## Instructions for the task
Pull each line containing "nick" out of the data and copy it.

[Dataset rows for apps and sites]
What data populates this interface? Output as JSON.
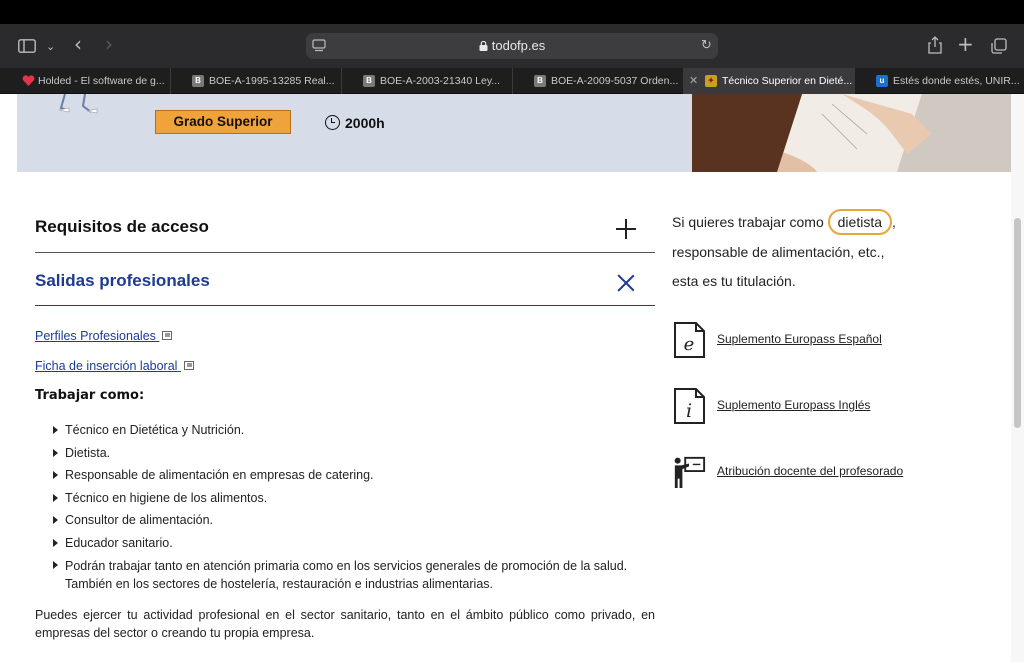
{
  "browser": {
    "url": "todofp.es",
    "tabs": [
      {
        "label": "Holded - El software de g...",
        "favicon": "holded-heart-icon",
        "color": "#e5344a"
      },
      {
        "label": "BOE-A-1995-13285 Real...",
        "favicon": "B",
        "color": "#7a7a7a"
      },
      {
        "label": "BOE-A-2003-21340 Ley...",
        "favicon": "B",
        "color": "#7a7a7a"
      },
      {
        "label": "BOE-A-2009-5037 Orden...",
        "favicon": "B",
        "color": "#7a7a7a"
      },
      {
        "label": "Técnico Superior en Dieté...",
        "favicon": "ministry-icon",
        "color": "#c7a21b",
        "active": true
      },
      {
        "label": "Estés donde estés, UNIR...",
        "favicon": "u",
        "color": "#1f6fd1"
      }
    ]
  },
  "hero": {
    "grade_badge": "Grado Superior",
    "hours": "2000h"
  },
  "accordion": {
    "requisitos": "Requisitos de acceso",
    "salidas": "Salidas profesionales"
  },
  "links": {
    "perfiles": "Perfiles Profesionales",
    "ficha": "Ficha de inserción laboral"
  },
  "trabajar_como": "Trabajar como:",
  "jobs": [
    "Técnico en Dietética y Nutrición.",
    "Dietista.",
    "Responsable de alimentación en empresas de catering.",
    "Técnico en higiene de los alimentos.",
    "Consultor de alimentación.",
    "Educador sanitario.",
    "Podrán trabajar tanto en atención primaria como en los servicios generales de promoción de la salud. También en los sectores de hostelería, restauración e industrias alimentarias."
  ],
  "paragraph": "Puedes ejercer tu actividad profesional en el sector sanitario, tanto en el ámbito público como privado, en empresas del sector o creando tu propia empresa.",
  "right": {
    "line1_prefix": "Si quieres trabajar como",
    "line1_highlight": "dietista",
    "line1_suffix": ",",
    "line2": "responsable de alimentación, etc.,",
    "line3": "esta es tu titulación.",
    "docs": [
      {
        "label": "Suplemento Europass Español",
        "icon": "document-e-icon"
      },
      {
        "label": "Suplemento Europass Inglés",
        "icon": "document-i-icon"
      },
      {
        "label": "Atribución docente del profesorado",
        "icon": "teacher-board-icon"
      }
    ]
  },
  "colors": {
    "accent_blue": "#1d3b8f",
    "badge_orange": "#f0a33a",
    "highlight_orange": "#e8a43d",
    "hero_bg": "#d7dde8"
  }
}
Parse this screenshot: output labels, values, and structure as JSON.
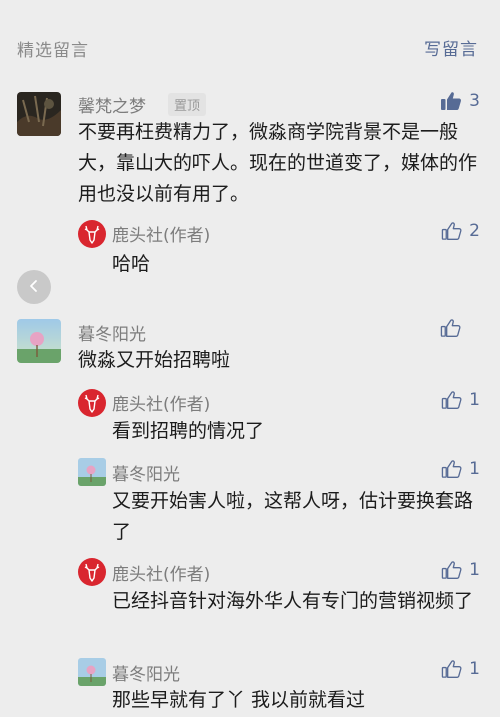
{
  "header": {
    "title": "精选留言",
    "write_label": "写留言"
  },
  "comments": [
    {
      "nick": "馨梵之梦",
      "badge": "置顶",
      "text": "不要再枉费精力了，微淼商学院背景不是一般大，靠山大的吓人。现在的世道变了，媒体的作用也没以前有用了。",
      "likes": "3",
      "liked": true,
      "reply": {
        "nick": "鹿头社(作者)",
        "text": "哈哈",
        "likes": "2"
      }
    },
    {
      "nick": "暮冬阳光",
      "text": "微淼又开始招聘啦",
      "likes": "",
      "replies": [
        {
          "nick": "鹿头社(作者)",
          "text": "看到招聘的情况了",
          "likes": "1"
        },
        {
          "nick": "暮冬阳光",
          "text": "又要开始害人啦，这帮人呀，估计要换套路了",
          "likes": "1"
        },
        {
          "nick": "鹿头社(作者)",
          "text": "已经抖音针对海外华人有专门的营销视频了",
          "likes": "1"
        },
        {
          "nick": "暮冬阳光",
          "text": "那些早就有了丫 我以前就看过",
          "likes": "1"
        }
      ]
    }
  ],
  "icons": {
    "like": "thumbs-up-icon",
    "liked": "thumbs-up-filled-icon",
    "back": "chevron-left-icon",
    "author_avatar": "deer-logo-icon"
  },
  "colors": {
    "link": "#576b95",
    "author_red": "#d9262f"
  }
}
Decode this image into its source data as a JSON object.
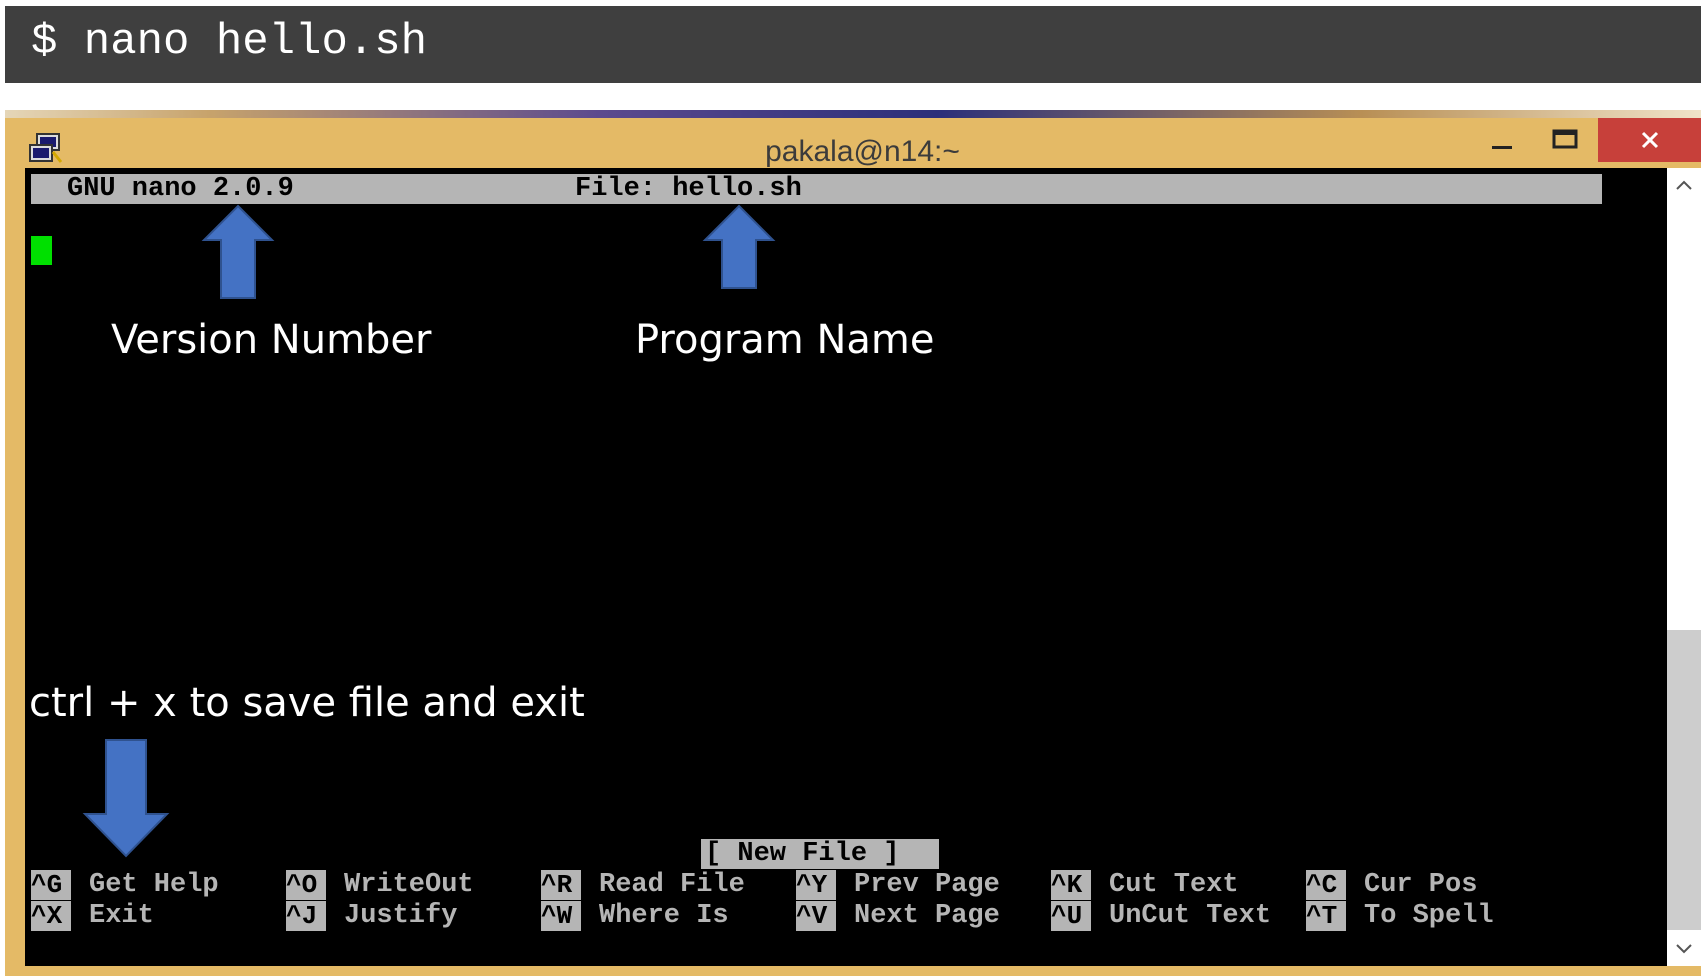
{
  "command": {
    "text": "$ nano hello.sh"
  },
  "window": {
    "title": "pakala@n14:~",
    "icons": {
      "app": "putty-icon",
      "minimize": "minimize-icon",
      "maximize": "maximize-icon",
      "close": "close-icon"
    },
    "colors": {
      "frame": "#e4ba66",
      "close_button": "#c7403a"
    }
  },
  "nano": {
    "version_label": "GNU nano 2.0.9",
    "file_label": "File: hello.sh",
    "status_message": "[ New File ]",
    "shortcuts": [
      [
        {
          "key": "^G",
          "label": "Get Help"
        },
        {
          "key": "^O",
          "label": "WriteOut"
        },
        {
          "key": "^R",
          "label": "Read File"
        },
        {
          "key": "^Y",
          "label": "Prev Page"
        },
        {
          "key": "^K",
          "label": "Cut Text"
        },
        {
          "key": "^C",
          "label": "Cur Pos"
        }
      ],
      [
        {
          "key": "^X",
          "label": "Exit"
        },
        {
          "key": "^J",
          "label": "Justify"
        },
        {
          "key": "^W",
          "label": "Where Is"
        },
        {
          "key": "^V",
          "label": "Next Page"
        },
        {
          "key": "^U",
          "label": "UnCut Text"
        },
        {
          "key": "^T",
          "label": "To Spell"
        }
      ]
    ],
    "colors": {
      "bar": "#b5b5b5",
      "cursor": "#00e000",
      "background": "#000000"
    }
  },
  "annotations": {
    "version_number": "Version Number",
    "program_name": "Program Name",
    "exit_hint": "ctrl + x to save file and exit",
    "arrow_color": "#4472c4"
  }
}
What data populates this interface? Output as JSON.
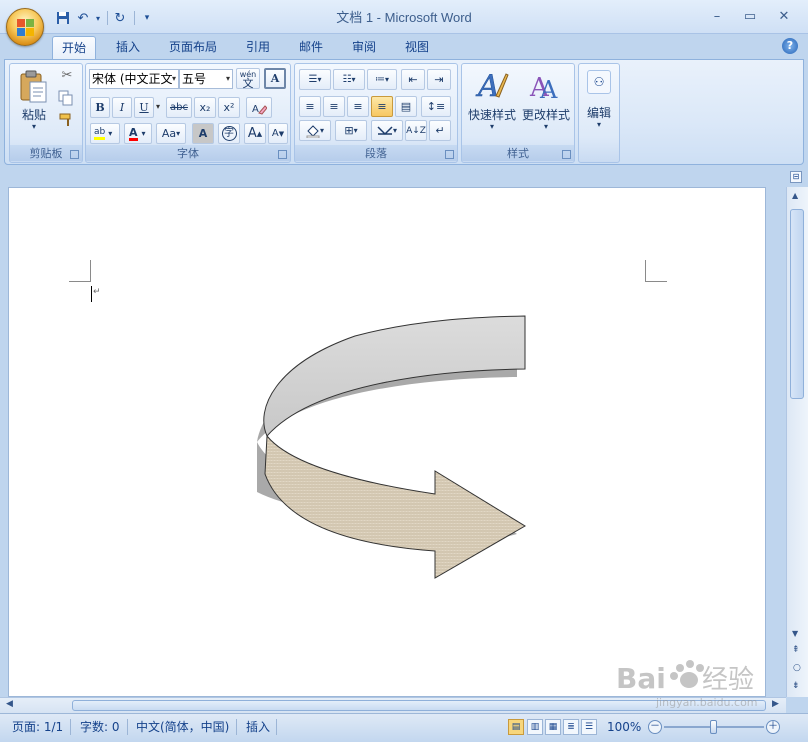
{
  "window": {
    "title": "文档 1 - Microsoft Word"
  },
  "quick_access": {
    "icons": [
      "save-icon",
      "undo-icon",
      "redo-icon",
      "customize-icon"
    ]
  },
  "tabs": [
    {
      "label": "开始",
      "active": true
    },
    {
      "label": "插入"
    },
    {
      "label": "页面布局"
    },
    {
      "label": "引用"
    },
    {
      "label": "邮件"
    },
    {
      "label": "审阅"
    },
    {
      "label": "视图"
    }
  ],
  "ribbon": {
    "clipboard": {
      "label": "剪贴板",
      "paste": "粘贴"
    },
    "font": {
      "label": "字体",
      "font_name": "宋体 (中文正文",
      "font_size": "五号",
      "bold": "B",
      "italic": "I",
      "underline": "U",
      "strike": "abc",
      "subscript": "x₂",
      "superscript": "x²",
      "grow": "A",
      "shrink": "A",
      "case": "Aa",
      "char_border": "A",
      "enclose": "字",
      "phonetic": "wén",
      "phonetic_char": "文"
    },
    "paragraph": {
      "label": "段落"
    },
    "styles": {
      "label": "样式",
      "quick_styles": "快速样式",
      "change_styles": "更改样式"
    },
    "editing": {
      "label": "编辑"
    }
  },
  "statusbar": {
    "page": "页面: 1/1",
    "words": "字数: 0",
    "language": "中文(简体，中国)",
    "mode": "插入",
    "zoom": "100%",
    "zoom_out": "－",
    "zoom_in": "＋"
  },
  "colors": {
    "highlight": "#ffff00",
    "font_color": "#ff0000",
    "arrow_fill": "#e0d6c4",
    "arrow_top": "#d4d4d4"
  }
}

## Solution
      "nick": "馨梵之梦",
        "nick": "鹿头社(作者)",
      "nick": "暮冬阳光",
          "nick": "鹿头社(作者)",
          "nick": "暮冬阳光",
          "nick": "鹿头社(作者)",
          "nick": "暮冬阳光",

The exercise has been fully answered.